Amelioration of obesity and glucose intolerance in high-fat-fed C57BL/6 mice by anthocyanins and ursolic acid in Cornelian cherry (Cornus mas)

Auteur(s) :
Jayaprakasam B., Nair MG., Olson LK., Schutzki RE., Tai MH.
Date :
Jan, 2006
Source(s) :
Journal of agricultural and food chemistry. #54:1 p243-248
Adresse :
Addresses: Nair MG (reprint author), Michigan State Univ, Dept Hort, E Lansing, MI 48824 USA Michigan State Univ, Dept Hort, E Lansing, MI 48824 USA Michigan State Univ, Natl Food Safety & Toxicol Ctr, Dept Physiol, E Lansing, MI 48824 USA E-mail Addresses:

Sommaire de l'article

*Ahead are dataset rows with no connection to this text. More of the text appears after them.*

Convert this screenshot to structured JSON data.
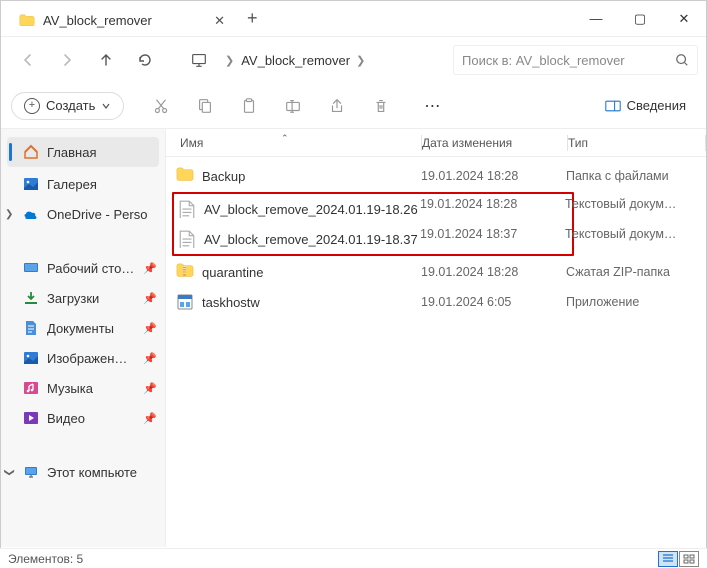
{
  "window": {
    "tab_title": "AV_block_remover"
  },
  "nav": {
    "breadcrumb": "AV_block_remover",
    "search_placeholder": "Поиск в: AV_block_remover"
  },
  "toolbar": {
    "create_label": "Создать",
    "details_label": "Сведения"
  },
  "sidebar": {
    "home": "Главная",
    "gallery": "Галерея",
    "onedrive": "OneDrive - Perso",
    "desktop": "Рабочий сто…",
    "downloads": "Загрузки",
    "documents": "Документы",
    "pictures": "Изображен…",
    "music": "Музыка",
    "videos": "Видео",
    "this_pc": "Этот компьюте"
  },
  "columns": {
    "name": "Имя",
    "date": "Дата изменения",
    "type": "Тип"
  },
  "files": [
    {
      "name": "Backup",
      "date": "19.01.2024 18:28",
      "type": "Папка с файлами",
      "icon": "folder"
    },
    {
      "name": "AV_block_remove_2024.01.19-18.26",
      "date": "19.01.2024 18:28",
      "type": "Текстовый докум…",
      "icon": "text",
      "hl": true
    },
    {
      "name": "AV_block_remove_2024.01.19-18.37",
      "date": "19.01.2024 18:37",
      "type": "Текстовый докум…",
      "icon": "text",
      "hl": true
    },
    {
      "name": "quarantine",
      "date": "19.01.2024 18:28",
      "type": "Сжатая ZIP-папка",
      "icon": "zip"
    },
    {
      "name": "taskhostw",
      "date": "19.01.2024 6:05",
      "type": "Приложение",
      "icon": "exe"
    }
  ],
  "status": {
    "elements": "Элементов: 5"
  }
}
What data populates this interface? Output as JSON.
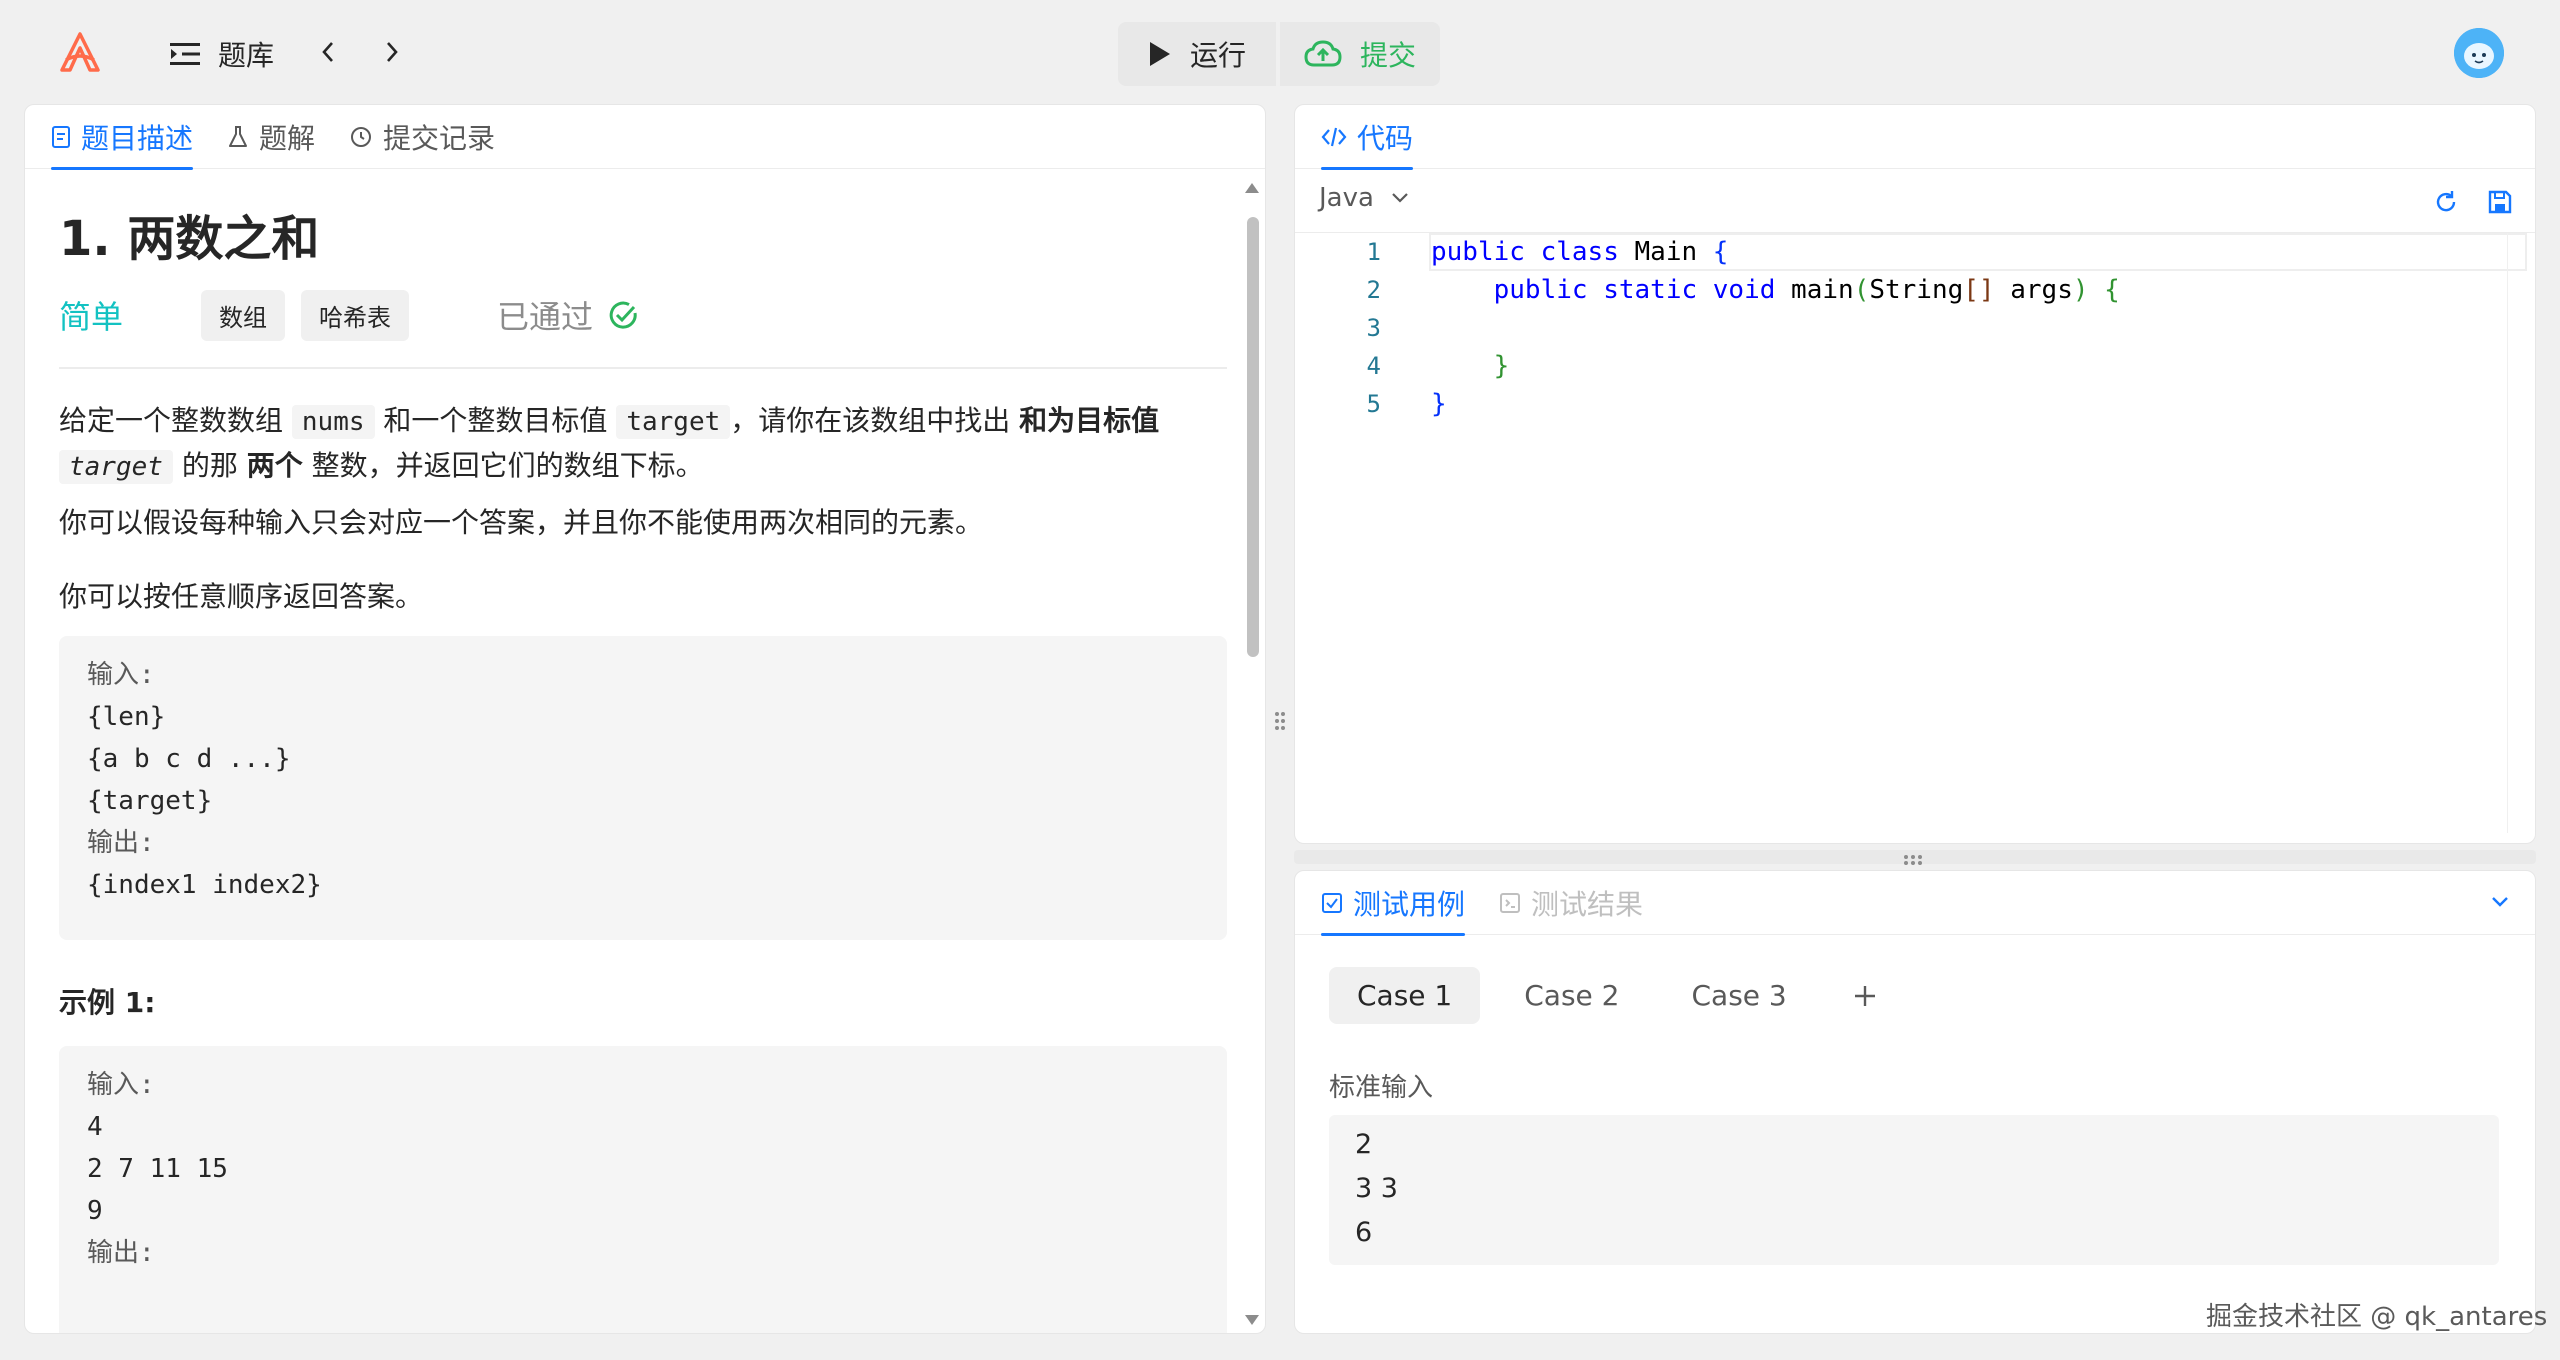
{
  "topbar": {
    "problems_label": "题库",
    "run_label": "运行",
    "submit_label": "提交"
  },
  "left_tabs": [
    {
      "label": "题目描述"
    },
    {
      "label": "题解"
    },
    {
      "label": "提交记录"
    }
  ],
  "problem": {
    "title": "1. 两数之和",
    "difficulty": "简单",
    "tags": [
      "数组",
      "哈希表"
    ],
    "status": "已通过",
    "p1": {
      "t1": "给定一个整数数组 ",
      "c1": "nums",
      "t2": " 和一个整数目标值 ",
      "c2": "target",
      "t3": "，请你在该数组中找出 ",
      "b1": "和为目标值",
      "c3": "target",
      "t4": " 的那 ",
      "b2": "两个",
      "t5": " 整数，并返回它们的数组下标。"
    },
    "p2": "你可以假设每种输入只会对应一个答案，并且你不能使用两次相同的元素。",
    "p3": "你可以按任意顺序返回答案。",
    "format_block": {
      "input_label": "输入:",
      "lines_in": [
        "{len}",
        "{a b c d ...}",
        "{target}"
      ],
      "output_label": "输出:",
      "lines_out": [
        "{index1 index2}"
      ]
    },
    "example1_heading": "示例 1:",
    "example1_block": {
      "input_label": "输入:",
      "lines": [
        "4",
        "2 7 11 15",
        "9"
      ],
      "output_label": "输出:"
    }
  },
  "code": {
    "tab_label": "代码",
    "language": "Java",
    "lines": [
      {
        "n": "1",
        "parts": [
          [
            "kw",
            "public"
          ],
          [
            "t",
            " "
          ],
          [
            "kw",
            "class"
          ],
          [
            "t",
            " Main "
          ],
          [
            "br1",
            "{"
          ]
        ]
      },
      {
        "n": "2",
        "parts": [
          [
            "t",
            "    "
          ],
          [
            "kw",
            "public"
          ],
          [
            "t",
            " "
          ],
          [
            "kw",
            "static"
          ],
          [
            "t",
            " "
          ],
          [
            "kw",
            "void"
          ],
          [
            "t",
            " main"
          ],
          [
            "br2",
            "("
          ],
          [
            "t",
            "String"
          ],
          [
            "br3",
            "[]"
          ],
          [
            "t",
            " args"
          ],
          [
            "br2",
            ")"
          ],
          [
            "t",
            " "
          ],
          [
            "br2",
            "{"
          ]
        ]
      },
      {
        "n": "3",
        "parts": []
      },
      {
        "n": "4",
        "parts": [
          [
            "t",
            "    "
          ],
          [
            "br2",
            "}"
          ]
        ]
      },
      {
        "n": "5",
        "parts": [
          [
            "br1",
            "}"
          ]
        ]
      }
    ]
  },
  "tests": {
    "tab_cases": "测试用例",
    "tab_results": "测试结果",
    "cases": [
      "Case 1",
      "Case 2",
      "Case 3"
    ],
    "input_label": "标准输入",
    "input_value": "2\n3 3\n6"
  },
  "watermark": "掘金技术社区 @ qk_antares",
  "colors": {
    "accent": "#1677ff",
    "easy": "#13c2c2",
    "success": "#2db55d"
  }
}
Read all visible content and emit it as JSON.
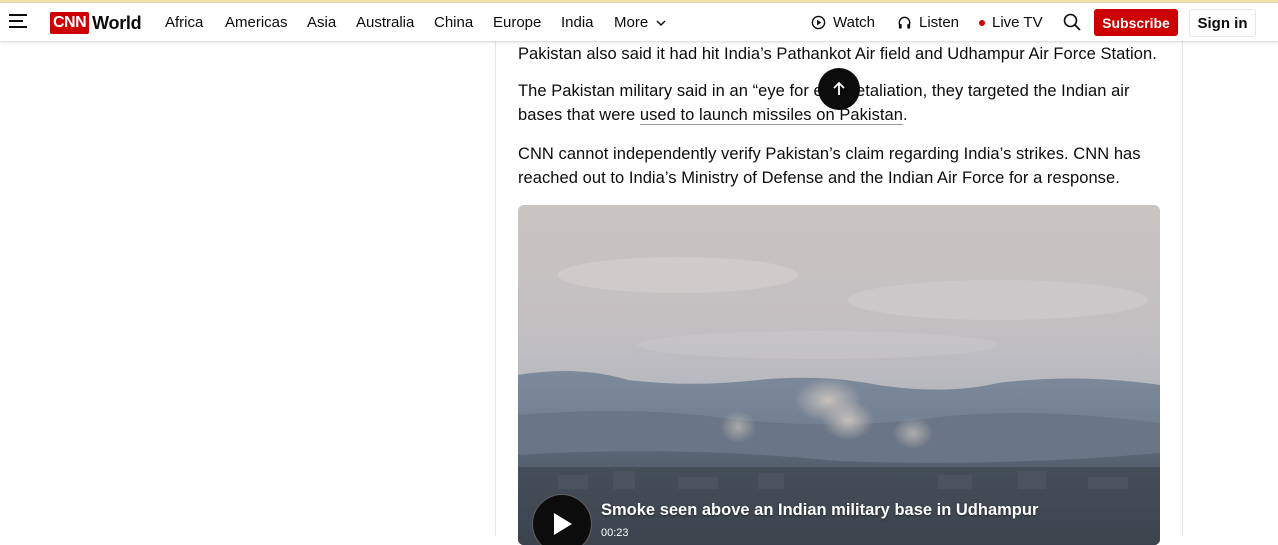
{
  "nav": {
    "brand_badge": "CNN",
    "section": "World",
    "items": [
      "Africa",
      "Americas",
      "Asia",
      "Australia",
      "China",
      "Europe",
      "India",
      "More"
    ],
    "watch": "Watch",
    "listen": "Listen",
    "live_tv": "Live TV",
    "subscribe": "Subscribe",
    "sign_in": "Sign in"
  },
  "article": {
    "p1": "Pakistan also said it had hit India’s Pathankot Air field and Udhampur Air Force Station.",
    "p2_before": "The Pakistan military said in an “eye for eye” ",
    "p2_hidden": "retaliation",
    "p2_after": ", they targeted the Indian air bases that were ",
    "p2_link": "used to launch missiles on Pakistan",
    "p2_end": ".",
    "p3": "CNN cannot independently verify Pakistan’s claim regarding India’s strikes. CNN has reached out to India’s Ministry of Defense and the Indian Air Force for a response."
  },
  "video": {
    "title": "Smoke seen above an Indian military base in Udhampur",
    "duration": "00:23"
  },
  "colors": {
    "brand_red": "#cc0000",
    "text": "#0c0c0c",
    "top_strip": "#f2dfb0"
  },
  "icons": {
    "menu": "hamburger-icon",
    "watch": "play-circle-icon",
    "listen": "headphones-icon",
    "live": "live-dot-icon",
    "search": "search-icon",
    "more": "chevron-down-icon",
    "scroll_top": "arrow-up-icon",
    "video_play": "play-icon"
  }
}
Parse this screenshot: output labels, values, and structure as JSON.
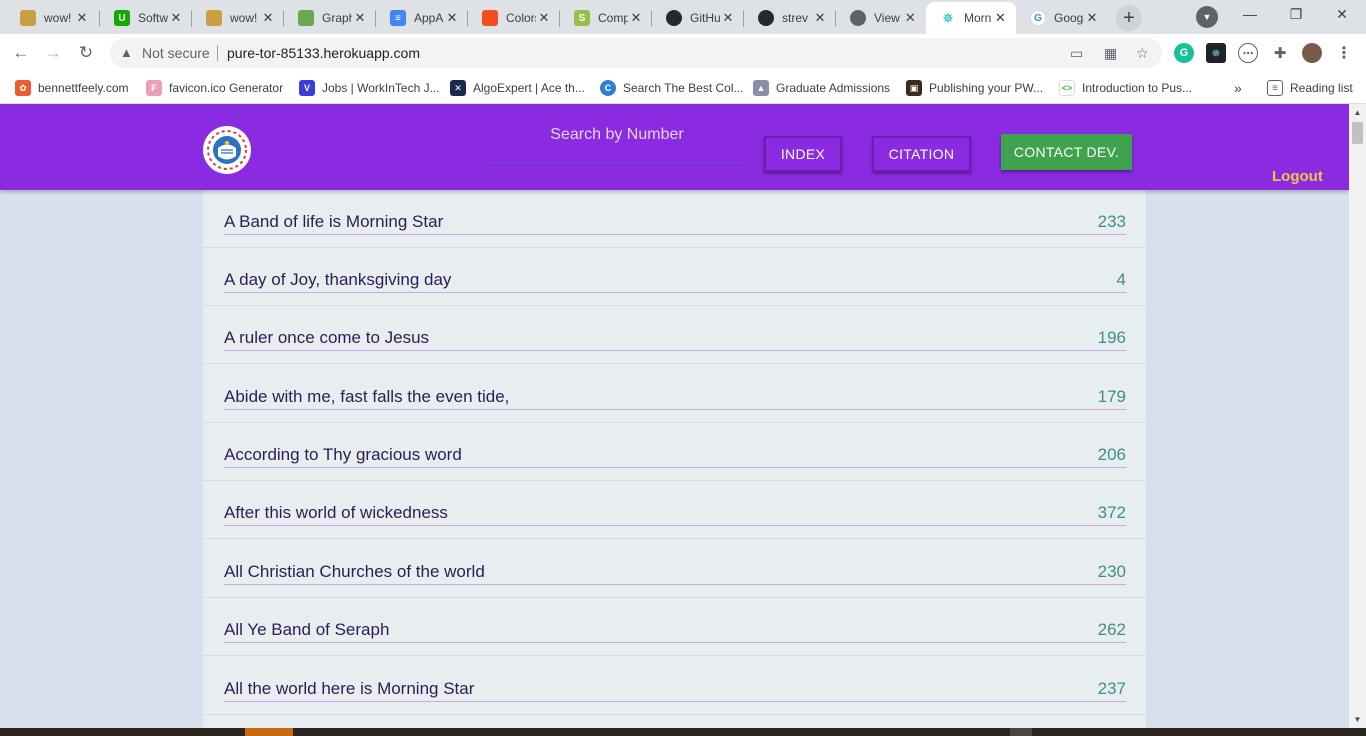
{
  "browser": {
    "tabs": [
      {
        "title": "wow!",
        "icon": "doge-icon",
        "color": "#c8a040"
      },
      {
        "title": "Software",
        "icon": "upwork-icon",
        "color": "#14a800"
      },
      {
        "title": "wow!",
        "icon": "doge-icon",
        "color": "#c8a040"
      },
      {
        "title": "Graph",
        "icon": "graph-icon",
        "color": "#6aa84f"
      },
      {
        "title": "AppA",
        "icon": "docs-icon",
        "color": "#4285f4"
      },
      {
        "title": "Colors",
        "icon": "figma-icon",
        "color": "#f24e1e"
      },
      {
        "title": "Comp",
        "icon": "shopify-icon",
        "color": "#95bf47"
      },
      {
        "title": "GitHub",
        "icon": "github-icon",
        "color": "#24292e"
      },
      {
        "title": "strev",
        "icon": "github-icon",
        "color": "#24292e"
      },
      {
        "title": "View",
        "icon": "globe-icon",
        "color": "#5f6368"
      },
      {
        "title": "Morn",
        "icon": "react-icon",
        "color": "#00bcd4",
        "active": true
      },
      {
        "title": "Goog",
        "icon": "google-icon",
        "color": "#4285f4"
      }
    ],
    "new_tab": "+",
    "close_glyph": "✕",
    "security_label": "Not secure",
    "url": "pure-tor-85133.herokuapp.com",
    "bookmarks": [
      {
        "label": "bennettfeely.com",
        "icon": "bennett-icon",
        "color": "#e95f33"
      },
      {
        "label": "favicon.ico Generator",
        "icon": "favicon-icon",
        "color": "#e8a0b4"
      },
      {
        "label": "Jobs | WorkInTech J...",
        "icon": "workintech-icon",
        "color": "#3b3fd8"
      },
      {
        "label": "AlgoExpert | Ace th...",
        "icon": "algoexpert-icon",
        "color": "#1a2a4a"
      },
      {
        "label": "Search The Best Col...",
        "icon": "colorhunt-icon",
        "color": "#2d7fd3"
      },
      {
        "label": "Graduate Admissions",
        "icon": "university-icon",
        "color": "#8a8fa8"
      },
      {
        "label": "Publishing your PW...",
        "icon": "pwa-icon",
        "color": "#3c2a1e"
      },
      {
        "label": "Introduction to Pus...",
        "icon": "code-icon",
        "color": "#4caf50"
      }
    ],
    "more_bookmarks": "»",
    "reading_list": "Reading list"
  },
  "app": {
    "search_placeholder": "Search by Number",
    "buttons": {
      "index": "INDEX",
      "citation": "CITATION",
      "contact": "CONTACT DEV."
    },
    "logout": "Logout",
    "colors": {
      "header": "#8a2be2",
      "contact_button": "#3fa34d",
      "logout": "#f4c542",
      "hymn_number": "#3d8f86"
    },
    "hymns": [
      {
        "title": "A Band of life is Morning Star",
        "number": "233"
      },
      {
        "title": "A day of Joy, thanksgiving day",
        "number": "4"
      },
      {
        "title": "A ruler once come to Jesus",
        "number": "196"
      },
      {
        "title": "Abide with me, fast falls the even tide,",
        "number": "179"
      },
      {
        "title": "According to Thy gracious word",
        "number": "206"
      },
      {
        "title": "After this world of wickedness",
        "number": "372"
      },
      {
        "title": "All Christian Churches of the world",
        "number": "230"
      },
      {
        "title": "All Ye Band of Seraph",
        "number": "262"
      },
      {
        "title": "All the world here is Morning Star",
        "number": "237"
      }
    ]
  }
}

Much attention has been focused on food that may be beneficial in preventing diet-induced body fat accumulation and possibly reduce the risk of diabetes and heart disease. Cornelian cherries (Cornus mas) are used in the preparation of beverages in Europe and also to treat diabetes-related disorders in Asia. In this study, the most abundant bioactive compounds in C. mas fruits, the anthocyanins and ursolic acid, were purified, and their ability to ameliorate obesity and insulin resistance in C57BL/6 mice fed a high-fat diet was evaluated. Mice were initially fed a high-fat diet for 4 weeks and then switched to a high-fat diet containing anthocyanins (1 g/kg of high-fat diet) and ursolic acid (500 mg/kg of high-fat diet) for an additional 8 weeks. The high-fat diet induced glucose intolerance, and this was prevented by anthocyanins and ursolic acid. The anthocyanin-treated mice showed a 24% decrease in weight gain. These mice also showed decreased lipid accumulation in the liver, including a significant decrease in liver triacylglycerol concentration. Anthocyanin and ursolic acid treated mice exhibited extremely elevated insulin levels. Both treatments, however, showed preserved islet architecture and insulin staining. Overall, these data suggest that anthocyanins and ursolic acid purified from C. mas fruits have biological activities that improve certain metabolic parameters associated with diets high in saturated fats and obesity.

Source : Pubmed